It was about a month ago that a friend I hadn’t talked to in years messaged me out of the blue. He had found an old mezuzah scroll necklace that his grandfather had given him for his bar mitzvah, and he wanted to know what the word carved into it meant.
In his own research my friend had found translations of “advisor” and “con-man” which made him worry about the reputability of his grandfather. It was at that point I reassured him the word was one of the names of God, ש-ד-י (which I will write as Shakai from here on out as respect for this Name, but would actually be pronounced Sha-dai.) I then told him Shakai is usually translated as “The Almighty” but really means “He who is Enough.” To which my friend responded, “oh like dayenu.”

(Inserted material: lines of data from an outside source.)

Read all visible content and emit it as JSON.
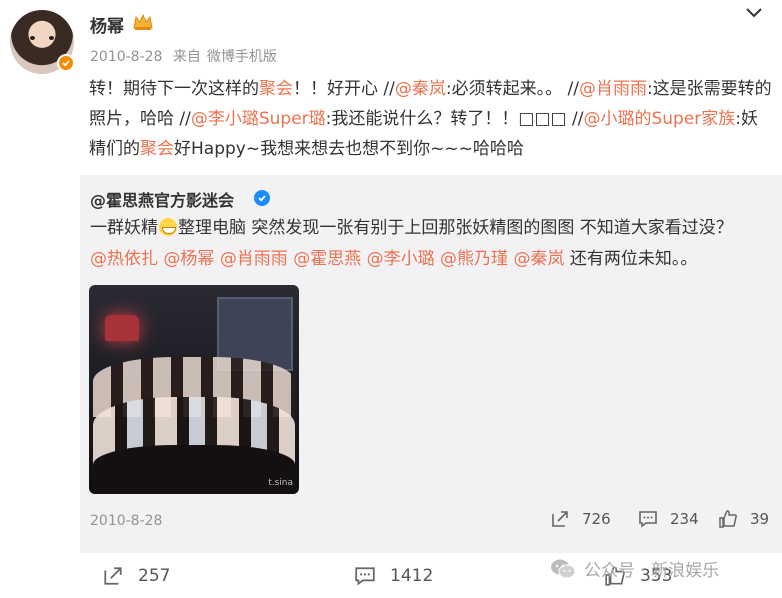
{
  "post": {
    "username": "杨幂",
    "date": "2010-8-28",
    "source_label": "来自",
    "source": "微博手机版",
    "text_segments": [
      {
        "t": "转！期待下一次这样的",
        "hl": false
      },
      {
        "t": "聚会",
        "hl": true
      },
      {
        "t": "！！好开心 //",
        "hl": false
      },
      {
        "t": "@秦岚",
        "hl": true
      },
      {
        "t": ":必须转起来。。 //",
        "hl": false
      },
      {
        "t": "@肖雨雨",
        "hl": true
      },
      {
        "t": ":这是张需要转的照片，哈哈 //",
        "hl": false
      },
      {
        "t": "@李小璐Super璐",
        "hl": true
      },
      {
        "t": ":我还能说什么？转了！！□□□ //",
        "hl": false
      },
      {
        "t": "@小璐的Super家族",
        "hl": true
      },
      {
        "t": ":妖精们的",
        "hl": false
      },
      {
        "t": "聚会",
        "hl": true
      },
      {
        "t": "好Happy~我想来想去也想不到你~~~哈哈哈",
        "hl": false
      }
    ]
  },
  "retweet": {
    "username": "@霍思燕官方影迷会",
    "text_before_emoji": "一群妖精",
    "text_after_emoji": "整理电脑 突然发现一张有别于上回那张妖精图的图图 不知道大家看过没？",
    "mentions": [
      "@热依扎",
      "@杨幂",
      "@肖雨雨",
      "@霍思燕",
      "@李小璐",
      "@熊乃瑾",
      "@秦岚"
    ],
    "mentions_tail": "还有两位未知。。",
    "photo_watermark": "t.sina",
    "date": "2010-8-28",
    "stats": {
      "reposts": "726",
      "comments": "234",
      "likes": "39"
    }
  },
  "footer": {
    "reposts": "257",
    "comments": "1412",
    "likes": "353"
  },
  "watermark": {
    "text": "公众号 · 新浪娱乐"
  },
  "colors": {
    "highlight": "#eb7350",
    "verified_orange": "#f78b00",
    "verified_blue": "#1a8cff",
    "retweet_bg": "#f2f2f5",
    "meta_gray": "#939393"
  },
  "icons": [
    "chevron-down-icon",
    "crown-icon",
    "verified-icon",
    "repost-icon",
    "comment-icon",
    "like-icon",
    "wechat-icon",
    "grin-emoji"
  ]
}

I had never considered the connection, but my friend was exactly correct. The Passover slogan dayenu, meaning it would have sufficed us, shares exactly the same sentiment as this name of God. But that left me with a question… what is the name Shakai doing on our mezuzahs? What does “being enough” have to do with the entrances to our homes? So I did some research and found some even more interesting connections.
On the Boundary of Chaos
Shakai comes into play particularly when concerning the act of creation. God, an infinite and purely spiritual being, created a finite and physical world. It is when He decided that the physical plane of existence ended, when it became finite, that He said “this is enough.” God created a boundary to physical existence. The limitless became limited.
Boundaries are interesting. A basketball game isn’t a sport unless you have rules. If you assign a teenager a research project and tell them “you can write about anything you want,” they’ll probably procrastinate forever and write about something mundane. But when you tell them they have to write about a certain subject, they will choose a topic that is outside the bounds of the topic while cleverly still fulfilling the requirements of the directions. And some of the most brilliant filmmaking techniques have been created when the technology available couldn’t show what the director wanted to depict. When you put limitations on something, it can test and eventually master those limitations. Another way of looking at it is that boundaries make order from chaos.
Judaism associates borders with circles. Orbits that planetary bodies follow are circular paths. The ripples of water expanding outward are circular. And a bride encircles her groom seven times at a wedding, symbolically creating a boundary. Interestingly enough, the mathematical construct π which is instrumental to determining the diameter and circumference of a circle is equivalent to 3.14 (plus a little more). The gematria (numerical value) of God’s name ש-ד-י is 314.
The Writing on the Wall
So if we understand the importance of boundaries, how does that connect to our mezuzah scrolls? The mezuzah is a reminder to keep the Shema in mind when we transition from one space to another. But it is also a designation of a boundary. Our homes are one of the few places we have some modicum of control to establish and maintain order.
Out in the world the ability to keep order gets greatly diminished. I mean, everyday people drive right through the stop sign outside my apartment. No matter how many times I yell at them, I’m not going to be able to change that. In the home, maintaining that order may seem like a losing battle if you have a roommate, spouse, or (Heaven help you) kids. But you have to remember you are building a home, so building that order is part of the work of a head of a household. As you build that order, or shalom, in the home, perhaps that will affect the more immediate community.
Circle and Square
Orderly circles are found in nature. But shapes like squares and cubes aren’t. Those are made by humanity. Interestingly enough, another place we find ש-ד-י is on a pair of tefillin. Tefillin are leather boxes that must be perfectly square otherwise they aren’t kosher. But because they are manmade in partnership with God, they are a Jew’s way to transcend the natural world. And so similarly where the name Shakai helps us leave the boundaries of our residence on a mezuzah, tefillin help us leave the boundaries of our mundane lives to connect with the spiritual.
When Enough is Enough
Pirkei Avos 4:1 asks, “Who is rich? He who is happy with his lot.” In Hebrew it’s samayach b’chelko. The consumer driven economy we live in trains us to want more and more. Our super computer smart phones become outdated in mere months and are almost useless after two years. Just one of the video streaming services offer literally endless content, yet many of us are subscribed to two, three, or even more. For some, accumulation of goods not only is a way of life, it is both the shame and their purpose. Just go on to Youtube and search for hoarders. But when we decide that what we have is all we need, it allows us to enjoy what we have and gratitude for them.
Just this week, the nation of Ukraine was traumatized with an invasion. Hundreds of families had to pack suitcases, get in their cars, and leave behind every material thing they invested their time, work, and money into. In an instant, the boundaries that ordered their lives vanished. Hopefully, we can learn to appreciate what is essentially enough without having to suffer the threat of such chaos and loss.